Now my thinking has changed. While I would have at one point by choice, supported finding different tools to  do different things required in a distance learning model I now am a convert of all inclusive tools in one place and system. When you look at what is required by way of online and virtual tools to support distance work and learning it really boils down to a set of tools. You need a calendar, the ability to upload, download and share files, the ability to hold conference calls and online meetings, the ability to message those you are working with, the ability to design and deliver polls and quizzes and lastly the creation of to-do-lists.

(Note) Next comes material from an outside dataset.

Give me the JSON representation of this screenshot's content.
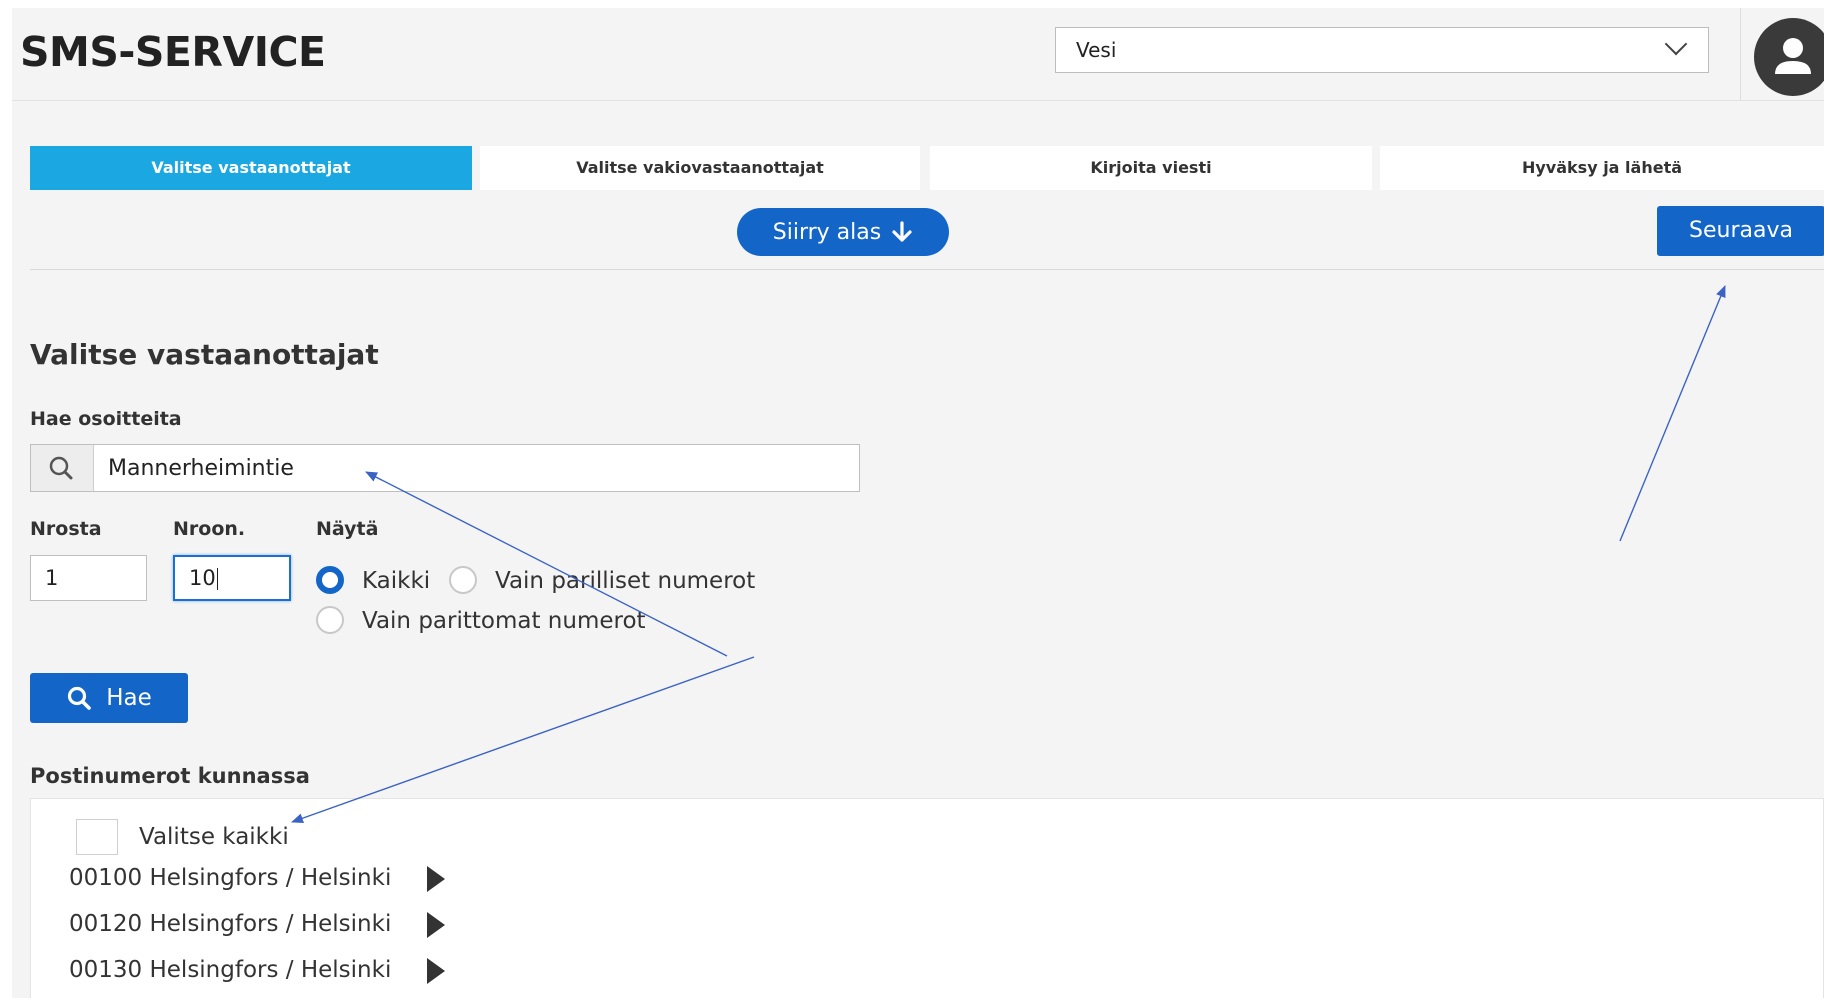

If you have access to all of these tools inside one environment then by design they have been carefully thought through as to compatibility and ease of use in combination.

To support educators, students and parents I founded a community portal called Groups4Schools where this set of all inclusive tools exist in a private protected shared space. The first virtual portal I launched has since been taken over by a BioScience entity and I provide the back end user support for their members and contacts. As for Groups4Schools the portal I founded, I carry out the same responsibilities but also have control over the marketing and promotion of the site to other learners.

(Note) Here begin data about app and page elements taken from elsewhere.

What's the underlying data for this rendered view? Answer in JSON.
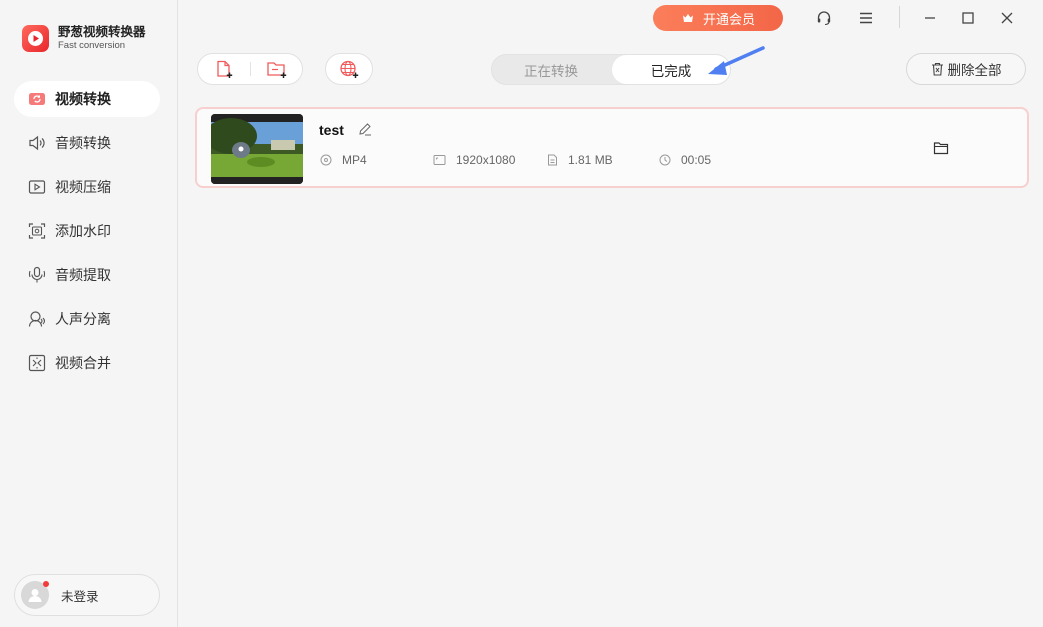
{
  "app": {
    "title": "野葱视频转换器",
    "subtitle": "Fast conversion",
    "logo_color": "#e8262c"
  },
  "sidebar": {
    "items": [
      {
        "label": "视频转换",
        "icon": "video-convert-icon",
        "active": true
      },
      {
        "label": "音频转换",
        "icon": "speaker-icon",
        "active": false
      },
      {
        "label": "视频压缩",
        "icon": "video-compress-icon",
        "active": false
      },
      {
        "label": "添加水印",
        "icon": "watermark-icon",
        "active": false
      },
      {
        "label": "音频提取",
        "icon": "microphone-icon",
        "active": false
      },
      {
        "label": "人声分离",
        "icon": "voice-separate-icon",
        "active": false
      },
      {
        "label": "视频合并",
        "icon": "merge-icon",
        "active": false
      }
    ],
    "user": {
      "label": "未登录"
    }
  },
  "titlebar": {
    "vip_label": "开通会员",
    "vip_color": "#f36648"
  },
  "toolbar": {
    "tabs": [
      {
        "label": "正在转换",
        "active": false
      },
      {
        "label": "已完成",
        "active": true
      }
    ],
    "delete_all_label": "删除全部"
  },
  "files": [
    {
      "name": "test",
      "format": "MP4",
      "resolution": "1920x1080",
      "size": "1.81 MB",
      "duration": "00:05"
    }
  ],
  "accent_color": "#f8cfcf"
}
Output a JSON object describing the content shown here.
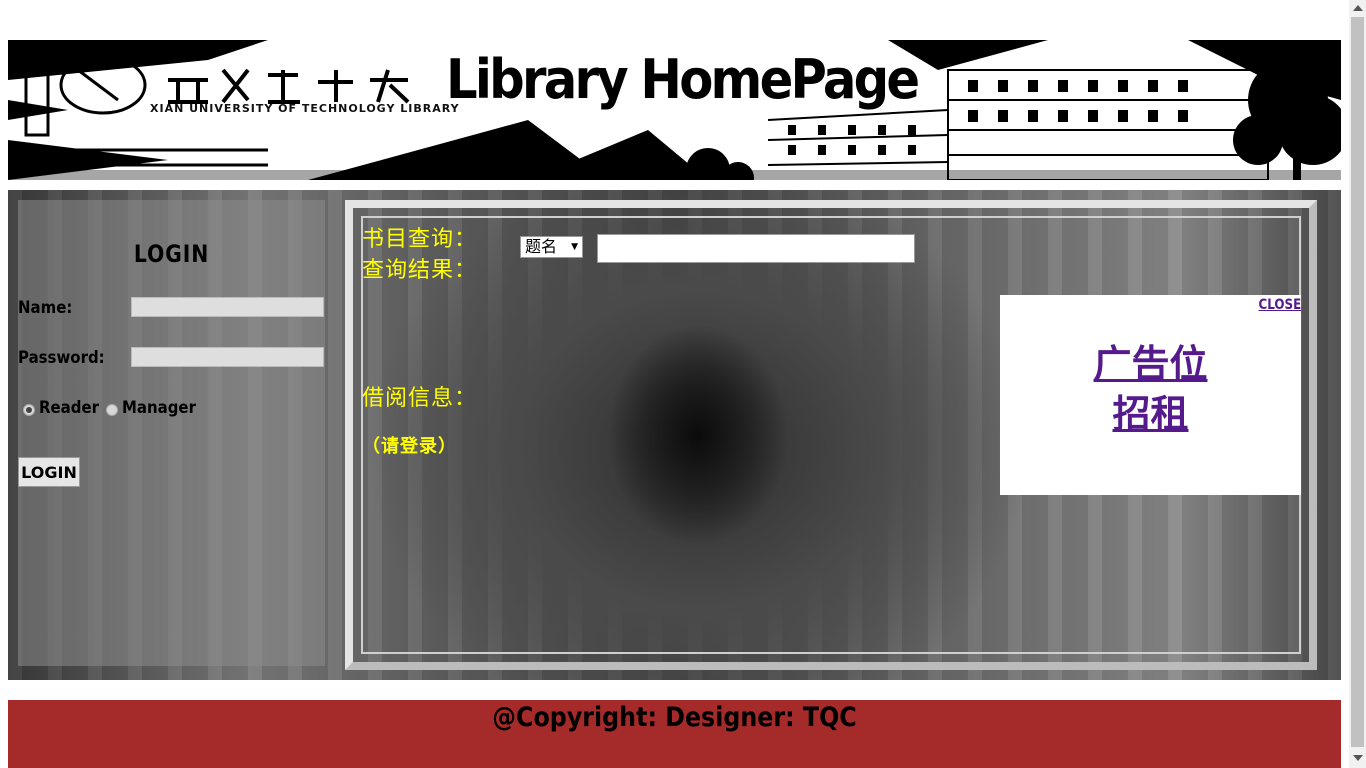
{
  "header": {
    "title": "Library HomePage",
    "logo_text": "XIAN UNIVERSITY OF TECHNOLOGY LIBRARY"
  },
  "login": {
    "title": "LOGIN",
    "name_label": "Name:",
    "password_label": "Password:",
    "name_value": "",
    "password_value": "",
    "role_options": [
      "Reader",
      "Manager"
    ],
    "selected_role": "Reader",
    "button_label": "LOGIN"
  },
  "search": {
    "label": "书目查询：",
    "field_selected": "题名",
    "input_value": "",
    "results_label": "查询结果：",
    "borrow_label": "借阅信息：",
    "login_prompt": "（请登录）"
  },
  "ad": {
    "close_label": "CLOSE",
    "line1": "广告位",
    "line2": "招租"
  },
  "footer": {
    "text": "@Copyright: Designer: TQC"
  },
  "colors": {
    "footer_bg": "#a52a2a",
    "label_yellow": "#ffff00",
    "link_purple": "#551a8b"
  }
}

Now having said this the challenges I see today are "take-up". It not always obvious to the target audience I engage to see the benefits of working or learning virtually. On many fronts the concepts of efficiency, effectiveness, convenience, and financial savings benefits are not always obvious to learners who have never experienced these types of tools and environments. Are we making progress, yes, but the challenges of gaining learners support to change and try new ways of doing old things is difficult. You might be surprised but even when it is "free" people are reluctant. I think of a recent offering I made to a Home and School Organization who declined my offer of "free access" for all their members spread across several jurisdictions. They stated they didn't have a need for these types of tools, thank you. I must say this baffled me. When I look at what they do ie. represent and communicate with parent groups across many schools and communities by sharing information, forming committees and teams I have to ask myself "do they get it?" With the challenges of communicating across distances, travel costs, renting space and limitations until the next time we can get together to meet I must admit it baffles me.

We can only hope that over time as more and more people fully come to understand the benefits of distance learning will more and more people and groups begin to adopt the distance learning and work platforms out there. Until then our challenge is to work with those who "get it" and continue to invite those who "do not get it" to come join in and take a look. At Groups4Schools we continue to invite any and all in to take a look. Visit us at drop over to our portal and send me a note for access.

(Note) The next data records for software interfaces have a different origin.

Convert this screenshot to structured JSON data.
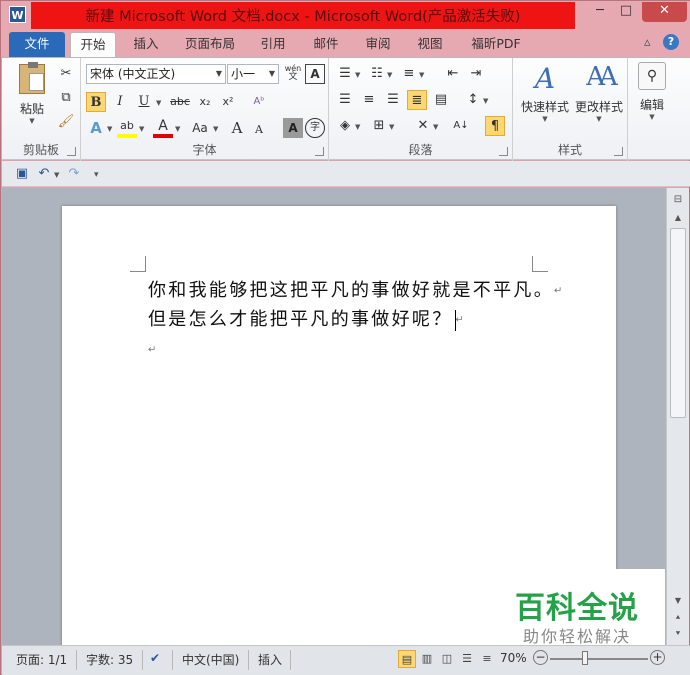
{
  "titlebar": {
    "app_icon": "W",
    "title": "新建 Microsoft Word 文档.docx - Microsoft Word(产品激活失败)",
    "minimize": "─",
    "maximize": "□",
    "close": "✕"
  },
  "tabs": [
    {
      "label": "文件"
    },
    {
      "label": "开始"
    },
    {
      "label": "插入"
    },
    {
      "label": "页面布局"
    },
    {
      "label": "引用"
    },
    {
      "label": "邮件"
    },
    {
      "label": "审阅"
    },
    {
      "label": "视图"
    },
    {
      "label": "福昕PDF"
    }
  ],
  "ribbon": {
    "clipboard": {
      "label": "剪贴板",
      "paste": "粘贴"
    },
    "font": {
      "label": "字体",
      "font_name": "宋体 (中文正文)",
      "font_size": "小一",
      "bold": "B",
      "italic": "I",
      "underline": "U",
      "strike": "abc",
      "sub": "x₂",
      "sup": "x²",
      "grow": "A",
      "shrink": "A",
      "case": "Aa",
      "phonetic": "wén",
      "border_char": "A",
      "char_shade": "A",
      "enclose": "字"
    },
    "paragraph": {
      "label": "段落"
    },
    "styles": {
      "label": "样式",
      "quick": "快速样式",
      "change": "更改样式"
    },
    "editing": {
      "label": "编辑"
    }
  },
  "document": {
    "line1": "你和我能够把这把平凡的事做好就是不平凡。",
    "line2": "但是怎么才能把平凡的事做好呢？",
    "para_mark": "↵"
  },
  "watermark": {
    "title": "百科全说",
    "subtitle": "助你轻松解决"
  },
  "status": {
    "page": "页面: 1/1",
    "words": "字数: 35",
    "language": "中文(中国)",
    "mode": "插入",
    "zoom": "70%",
    "zoom_out": "−",
    "zoom_in": "+"
  }
}
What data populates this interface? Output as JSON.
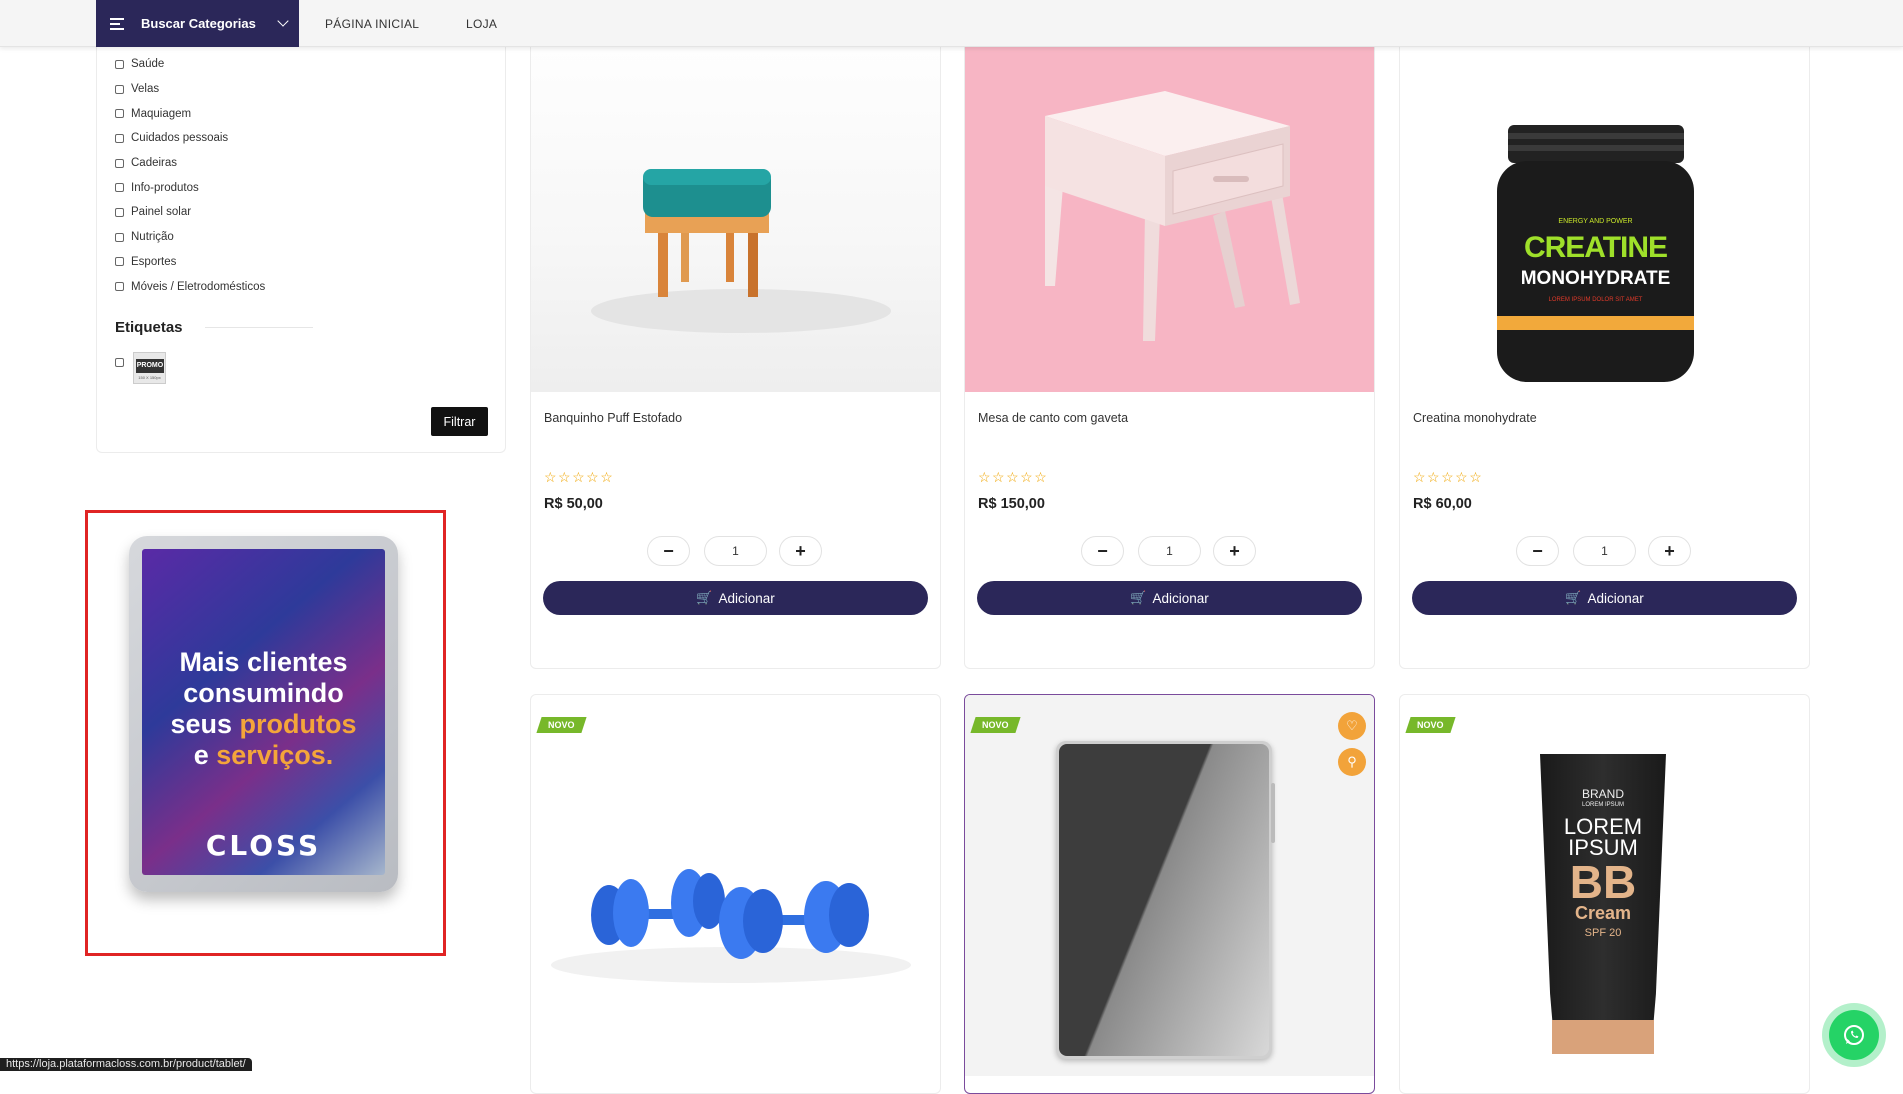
{
  "header": {
    "category_button": "Buscar Categorias",
    "nav": [
      "PÁGINA INICIAL",
      "LOJA"
    ]
  },
  "sidebar": {
    "categories": [
      "Saúde",
      "Velas",
      "Maquiagem",
      "Cuidados pessoais",
      "Cadeiras",
      "Info-produtos",
      "Painel solar",
      "Nutrição",
      "Esportes",
      "Móveis / Eletrodomésticos"
    ],
    "tags_title": "Etiquetas",
    "tag_image_text": "PROMO",
    "tag_image_size": "150 X 150px",
    "filter_button": "Filtrar"
  },
  "ad": {
    "line1": "Mais clientes",
    "line2": "consumindo",
    "line3a": "seus ",
    "line3b": "produtos",
    "line4a": "e ",
    "line4b": "serviços.",
    "logo": "CLOSS"
  },
  "products": [
    {
      "name": "Banquinho Puff Estofado",
      "price": "R$ 50,00",
      "qty": "1",
      "stars": "☆☆☆☆☆",
      "button": "Adicionar"
    },
    {
      "name": "Mesa de canto com gaveta",
      "price": "R$ 150,00",
      "qty": "1",
      "stars": "☆☆☆☆☆",
      "button": "Adicionar"
    },
    {
      "name": "Creatina monohydrate",
      "price": "R$ 60,00",
      "qty": "1",
      "stars": "☆☆☆☆☆",
      "button": "Adicionar"
    }
  ],
  "product_images": {
    "creatine_top": "ENERGY AND POWER",
    "creatine_main": "CREATINE",
    "creatine_sub": "MONOHYDRATE",
    "creatine_small": "LOREM IPSUM DOLOR SIT AMET",
    "bb_brand": "BRAND",
    "bb_lorem_small": "LOREM IPSUM",
    "bb_lorem": "LOREM",
    "bb_ipsum": "IPSUM",
    "bb_bb": "BB",
    "bb_cream": "Cream",
    "bb_spf": "SPF 20"
  },
  "badges": {
    "new": "NOVO"
  },
  "qty_controls": {
    "minus": "−",
    "plus": "+"
  },
  "statusbar": "https://loja.plataformacloss.com.br/product/tablet/",
  "colors": {
    "primary": "#2b2759",
    "badge": "#77b82a",
    "accent": "#f2a33a",
    "ad_border": "#e02424"
  }
}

Sunday, January 22, 2006

In many jurisdictions particularly within Canada there is a dis-joint between education at all levels and addressing the needs of an information society. As one gets closer to the actual information technology sector and addressing their needs the gap widens even further.

Who is responsible? If you ask K-12 education they will tell you their job is much greater than to just prepare people for work. How could we disagree? Yet would anyone argue that when all is said and done after 12 years of K-12 schooling we should be on a solid literacy footing to move forward and take our place in modern society. Along with the literacy base we should, by the time we/ve obtained a grade 12 certificate, be made aware of career opporunities which exist in a modern society and the qualifications it will take to participate in this arena.

What exposures should our students receive while passing through the K-12 system? Should it be a combination of technology immersion with career insight? Is learning how to use technology enough? Do we also need to know how to apply it to real world situations? What responsibilites does the K-12 system have on behalf of our youth to prepare them for a society that is driven by technology and where some of the greatest career opportunities lies within the technology sector itself?